(What to produce): Repeat each line of the data exactly as written.

::: Records for the exercise :::

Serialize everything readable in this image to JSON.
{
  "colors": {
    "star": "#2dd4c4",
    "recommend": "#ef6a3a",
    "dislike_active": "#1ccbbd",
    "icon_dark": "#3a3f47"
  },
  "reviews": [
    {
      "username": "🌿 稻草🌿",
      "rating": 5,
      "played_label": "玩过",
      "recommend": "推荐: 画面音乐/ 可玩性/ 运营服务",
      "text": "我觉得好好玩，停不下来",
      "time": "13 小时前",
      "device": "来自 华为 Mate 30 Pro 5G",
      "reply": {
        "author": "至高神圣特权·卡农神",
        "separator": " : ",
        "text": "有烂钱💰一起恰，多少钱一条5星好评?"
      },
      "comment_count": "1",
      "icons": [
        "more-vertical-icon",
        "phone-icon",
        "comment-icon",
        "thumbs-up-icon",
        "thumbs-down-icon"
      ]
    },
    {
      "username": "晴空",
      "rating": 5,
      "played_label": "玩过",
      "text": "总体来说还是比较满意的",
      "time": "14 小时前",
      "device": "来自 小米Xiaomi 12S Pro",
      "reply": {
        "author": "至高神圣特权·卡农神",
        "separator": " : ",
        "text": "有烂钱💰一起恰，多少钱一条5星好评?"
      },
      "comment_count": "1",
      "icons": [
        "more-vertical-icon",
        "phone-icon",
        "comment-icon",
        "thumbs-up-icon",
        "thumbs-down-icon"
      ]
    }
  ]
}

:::

(Written solution):
Serialize everything readable in this image to JSON.
{
  "colors": {
    "star": "#2dd4c4",
    "recommend": "#ef6a3a",
    "dislike_active": "#1ccbbd",
    "icon_dark": "#3a3f47"
  },
  "reviews": [
    {
      "username": "🌿 稻草🌿",
      "rating": 5,
      "played_label": "玩过",
      "recommend": "推荐: 画面音乐/ 可玩性/ 运营服务",
      "text": "我觉得好好玩，停不下来",
      "time": "13 小时前",
      "device": "来自 华为 Mate 30 Pro 5G",
      "reply": {
        "author": "至高神圣特权·卡农神",
        "separator": " : ",
        "text": "有烂钱💰一起恰，多少钱一条5星好评?"
      },
      "comment_count": "1",
      "icons": [
        "more-vertical-icon",
        "phone-icon",
        "comment-icon",
        "thumbs-up-icon",
        "thumbs-down-icon"
      ]
    },
    {
      "username": "晴空",
      "rating": 5,
      "played_label": "玩过",
      "text": "总体来说还是比较满意的",
      "time": "14 小时前",
      "device": "来自 小米Xiaomi 12S Pro",
      "reply": {
        "author": "至高神圣特权·卡农神",
        "separator": " : ",
        "text": "有烂钱💰一起恰，多少钱一条5星好评?"
      },
      "comment_count": "1",
      "icons": [
        "more-vertical-icon",
        "phone-icon",
        "comment-icon",
        "thumbs-up-icon",
        "thumbs-down-icon"
      ]
    }
  ]
}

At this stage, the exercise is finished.